Ans'pa yaxw (Kispiox)

Monuments and Houses at Ans'pa yaxw (Kispiox), 1910. Photo: Canadian Museum of Civilization (G.T. Emmons).

Ans’pa yaxw or Kispiox, which means 'Hiding Place' in Gitxsan, is located in a central area amongst the other Gitxsan villages on the Skeena River. The village sits where the Skeena River and the Kispiox River meet, and is surrounded by tall mountain ranges to both the east and west, as well as Roucher Déboulé Mountain to the South. Ans’pa yaxw was originally a winter village with eleven long houses situated to face the Skeena River and was home to more than twenty totem poles, some of which date back to as early as 1880, and some as recently as 1995.
 
Traditionally, the three crest groups of Ans’pa yaxw were: Frog/Raven (Lax See’l), Wolf (Lax Gibuu), and Fireweed (Giskaast). Families of the same crest would generally share one of the longhouses, with the highest ranking chief as the head of each house.
 
In the spring, the people of Ans’pa yaxw would hike the so-called ‘grease trails’ to the Nass River to trap oolichan fish. The amount of oolichan grease needed by the people to survive the next year required any member of the family who was able to help carry the grease home to lend a hand. Following this, the families would split off to their fishing camps along the Kispiox River and the Skeena River. Before the arrival of winter, the people hunted land animals to provide meat and pelts. Both hunting areas and fishing stations were divided between crests and houses as was true for most of the Gitxsan.
 
Like many First Nation communities along the Northwest Coast, the people of Ans’pa yaxw experienced a a large loss in population due to the various epidemics brought on by the contact with Europeans in the late 19th century. Today, Ans’pa yaxwis still home to approximately 1,500 people.
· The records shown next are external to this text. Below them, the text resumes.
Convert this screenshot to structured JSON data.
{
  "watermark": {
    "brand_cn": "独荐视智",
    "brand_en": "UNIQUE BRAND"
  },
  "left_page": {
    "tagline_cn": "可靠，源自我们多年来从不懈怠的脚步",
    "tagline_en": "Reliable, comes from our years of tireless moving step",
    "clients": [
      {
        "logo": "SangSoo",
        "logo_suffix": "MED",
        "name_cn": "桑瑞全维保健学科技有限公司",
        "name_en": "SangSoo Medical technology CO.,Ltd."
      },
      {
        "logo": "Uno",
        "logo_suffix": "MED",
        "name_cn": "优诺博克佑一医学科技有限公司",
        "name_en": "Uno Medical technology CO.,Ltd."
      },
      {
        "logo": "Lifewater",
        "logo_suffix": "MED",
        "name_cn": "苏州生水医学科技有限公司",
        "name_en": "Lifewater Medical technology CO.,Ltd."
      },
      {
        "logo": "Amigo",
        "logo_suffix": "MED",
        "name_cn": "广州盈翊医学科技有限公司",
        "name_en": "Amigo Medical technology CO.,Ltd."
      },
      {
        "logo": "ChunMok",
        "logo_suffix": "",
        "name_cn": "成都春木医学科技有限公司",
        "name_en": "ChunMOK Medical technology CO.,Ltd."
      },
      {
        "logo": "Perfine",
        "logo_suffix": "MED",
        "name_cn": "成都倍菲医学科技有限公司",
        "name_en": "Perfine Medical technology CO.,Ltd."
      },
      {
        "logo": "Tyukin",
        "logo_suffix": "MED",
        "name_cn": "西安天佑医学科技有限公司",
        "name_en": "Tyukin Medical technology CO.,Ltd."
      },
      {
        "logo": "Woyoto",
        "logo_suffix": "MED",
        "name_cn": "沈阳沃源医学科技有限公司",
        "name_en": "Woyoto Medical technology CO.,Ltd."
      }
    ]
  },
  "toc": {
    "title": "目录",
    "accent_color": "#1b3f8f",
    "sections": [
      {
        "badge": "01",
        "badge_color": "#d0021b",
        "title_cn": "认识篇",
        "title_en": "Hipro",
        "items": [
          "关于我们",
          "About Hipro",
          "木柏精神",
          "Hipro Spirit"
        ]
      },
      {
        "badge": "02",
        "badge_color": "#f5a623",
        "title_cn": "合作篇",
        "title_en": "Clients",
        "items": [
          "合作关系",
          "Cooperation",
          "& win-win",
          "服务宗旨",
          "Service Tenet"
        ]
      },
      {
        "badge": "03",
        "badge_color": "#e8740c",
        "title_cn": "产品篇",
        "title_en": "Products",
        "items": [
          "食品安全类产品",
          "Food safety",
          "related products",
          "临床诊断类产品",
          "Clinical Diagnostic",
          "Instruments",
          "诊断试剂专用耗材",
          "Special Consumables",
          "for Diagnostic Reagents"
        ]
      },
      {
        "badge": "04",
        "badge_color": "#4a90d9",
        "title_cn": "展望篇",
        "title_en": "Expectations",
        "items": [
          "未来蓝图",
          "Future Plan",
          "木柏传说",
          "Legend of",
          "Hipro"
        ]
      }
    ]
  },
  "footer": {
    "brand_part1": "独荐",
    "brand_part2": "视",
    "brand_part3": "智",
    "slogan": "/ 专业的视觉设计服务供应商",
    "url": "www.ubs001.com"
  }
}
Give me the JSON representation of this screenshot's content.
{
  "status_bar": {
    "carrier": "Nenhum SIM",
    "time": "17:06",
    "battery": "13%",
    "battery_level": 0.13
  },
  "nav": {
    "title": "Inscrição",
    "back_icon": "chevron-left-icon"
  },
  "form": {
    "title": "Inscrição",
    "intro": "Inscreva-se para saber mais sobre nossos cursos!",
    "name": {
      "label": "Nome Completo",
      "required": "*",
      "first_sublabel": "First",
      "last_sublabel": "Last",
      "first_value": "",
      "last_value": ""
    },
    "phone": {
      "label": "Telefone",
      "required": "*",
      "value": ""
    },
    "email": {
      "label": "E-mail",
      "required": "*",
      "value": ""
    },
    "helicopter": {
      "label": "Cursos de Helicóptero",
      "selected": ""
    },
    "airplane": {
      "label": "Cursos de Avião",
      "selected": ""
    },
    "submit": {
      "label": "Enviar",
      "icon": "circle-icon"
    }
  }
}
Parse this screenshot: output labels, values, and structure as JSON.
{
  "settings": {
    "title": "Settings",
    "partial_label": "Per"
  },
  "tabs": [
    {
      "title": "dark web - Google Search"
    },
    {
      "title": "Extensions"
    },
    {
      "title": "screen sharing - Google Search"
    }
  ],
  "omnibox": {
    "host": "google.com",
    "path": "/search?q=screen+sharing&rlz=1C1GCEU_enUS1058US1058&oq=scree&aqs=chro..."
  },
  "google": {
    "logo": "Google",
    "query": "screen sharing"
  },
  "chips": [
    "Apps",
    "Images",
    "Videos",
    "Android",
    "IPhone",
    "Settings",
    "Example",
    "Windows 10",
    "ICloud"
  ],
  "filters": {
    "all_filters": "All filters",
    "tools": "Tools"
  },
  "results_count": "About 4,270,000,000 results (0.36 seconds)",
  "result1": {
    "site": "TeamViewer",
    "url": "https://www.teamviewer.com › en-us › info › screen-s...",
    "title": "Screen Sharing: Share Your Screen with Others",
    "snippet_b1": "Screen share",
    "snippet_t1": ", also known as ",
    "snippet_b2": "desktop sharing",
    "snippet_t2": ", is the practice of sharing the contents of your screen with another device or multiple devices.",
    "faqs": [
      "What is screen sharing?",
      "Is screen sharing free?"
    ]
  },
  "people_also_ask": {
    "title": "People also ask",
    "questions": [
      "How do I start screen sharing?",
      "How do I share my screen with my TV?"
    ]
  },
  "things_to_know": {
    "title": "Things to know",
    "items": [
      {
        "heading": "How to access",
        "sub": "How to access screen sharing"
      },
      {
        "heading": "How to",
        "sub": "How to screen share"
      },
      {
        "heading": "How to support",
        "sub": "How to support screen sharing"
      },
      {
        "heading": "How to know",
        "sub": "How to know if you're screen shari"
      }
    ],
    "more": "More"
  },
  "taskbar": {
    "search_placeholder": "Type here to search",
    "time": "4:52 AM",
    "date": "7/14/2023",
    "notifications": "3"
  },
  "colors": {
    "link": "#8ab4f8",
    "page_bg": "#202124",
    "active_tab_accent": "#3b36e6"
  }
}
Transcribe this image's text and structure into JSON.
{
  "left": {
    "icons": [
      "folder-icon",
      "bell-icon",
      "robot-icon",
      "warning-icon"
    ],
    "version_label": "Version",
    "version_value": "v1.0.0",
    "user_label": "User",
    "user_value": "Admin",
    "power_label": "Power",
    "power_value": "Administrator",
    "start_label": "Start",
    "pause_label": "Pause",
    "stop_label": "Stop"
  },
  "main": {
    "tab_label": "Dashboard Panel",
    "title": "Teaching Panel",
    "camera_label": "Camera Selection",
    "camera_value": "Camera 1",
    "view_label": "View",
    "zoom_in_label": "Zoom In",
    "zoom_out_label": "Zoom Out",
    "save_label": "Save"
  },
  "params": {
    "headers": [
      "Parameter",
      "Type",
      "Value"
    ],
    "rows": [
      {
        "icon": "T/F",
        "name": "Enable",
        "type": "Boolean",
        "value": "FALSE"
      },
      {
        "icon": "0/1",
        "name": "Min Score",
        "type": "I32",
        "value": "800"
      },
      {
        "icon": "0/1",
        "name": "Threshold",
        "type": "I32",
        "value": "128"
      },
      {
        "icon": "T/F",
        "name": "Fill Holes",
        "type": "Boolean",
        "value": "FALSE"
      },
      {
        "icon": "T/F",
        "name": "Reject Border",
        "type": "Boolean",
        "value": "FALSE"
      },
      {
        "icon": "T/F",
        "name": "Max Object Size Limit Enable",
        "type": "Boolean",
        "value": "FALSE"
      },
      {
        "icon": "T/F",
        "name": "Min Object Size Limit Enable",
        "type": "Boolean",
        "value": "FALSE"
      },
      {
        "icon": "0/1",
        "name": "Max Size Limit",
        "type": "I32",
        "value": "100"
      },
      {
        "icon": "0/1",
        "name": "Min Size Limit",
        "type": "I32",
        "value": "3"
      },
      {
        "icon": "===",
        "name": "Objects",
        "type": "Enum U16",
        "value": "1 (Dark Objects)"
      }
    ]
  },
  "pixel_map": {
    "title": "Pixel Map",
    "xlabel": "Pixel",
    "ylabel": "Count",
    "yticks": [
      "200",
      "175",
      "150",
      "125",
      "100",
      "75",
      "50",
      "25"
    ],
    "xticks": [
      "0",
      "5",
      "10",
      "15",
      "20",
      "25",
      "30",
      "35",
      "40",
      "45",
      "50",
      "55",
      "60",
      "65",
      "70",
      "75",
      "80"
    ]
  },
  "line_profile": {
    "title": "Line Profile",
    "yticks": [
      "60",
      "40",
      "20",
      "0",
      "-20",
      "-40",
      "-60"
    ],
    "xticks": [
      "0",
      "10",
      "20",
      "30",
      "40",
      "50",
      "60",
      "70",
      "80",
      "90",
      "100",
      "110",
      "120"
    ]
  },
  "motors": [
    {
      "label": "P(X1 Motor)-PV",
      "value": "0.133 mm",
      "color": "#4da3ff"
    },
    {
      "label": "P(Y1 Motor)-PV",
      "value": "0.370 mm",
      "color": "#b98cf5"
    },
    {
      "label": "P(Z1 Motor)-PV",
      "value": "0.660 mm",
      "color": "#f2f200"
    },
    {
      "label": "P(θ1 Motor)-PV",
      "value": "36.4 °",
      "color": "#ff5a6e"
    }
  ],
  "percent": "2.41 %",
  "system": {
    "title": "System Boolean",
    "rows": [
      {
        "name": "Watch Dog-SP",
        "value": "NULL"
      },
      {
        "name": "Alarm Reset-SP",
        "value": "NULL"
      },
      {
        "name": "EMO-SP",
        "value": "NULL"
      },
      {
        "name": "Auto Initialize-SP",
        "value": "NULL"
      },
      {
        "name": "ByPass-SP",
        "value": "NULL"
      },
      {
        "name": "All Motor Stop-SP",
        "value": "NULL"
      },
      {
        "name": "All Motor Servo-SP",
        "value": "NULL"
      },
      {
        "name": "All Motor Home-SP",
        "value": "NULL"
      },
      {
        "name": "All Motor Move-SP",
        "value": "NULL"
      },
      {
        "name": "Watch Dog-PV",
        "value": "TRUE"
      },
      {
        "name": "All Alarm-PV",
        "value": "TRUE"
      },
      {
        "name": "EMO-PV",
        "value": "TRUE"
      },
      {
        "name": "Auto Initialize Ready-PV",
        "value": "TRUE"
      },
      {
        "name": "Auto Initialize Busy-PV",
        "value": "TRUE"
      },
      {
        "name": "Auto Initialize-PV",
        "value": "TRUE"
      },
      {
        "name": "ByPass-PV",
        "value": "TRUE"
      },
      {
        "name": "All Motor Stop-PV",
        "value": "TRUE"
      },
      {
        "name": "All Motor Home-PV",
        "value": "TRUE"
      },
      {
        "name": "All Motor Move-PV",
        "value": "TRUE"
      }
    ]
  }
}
Textual Information for this page: Cassidy, 1984; Halpin and Seguin, 1990; Indian and Northern Affairs Canada: www.ainc-inac.gc.ca.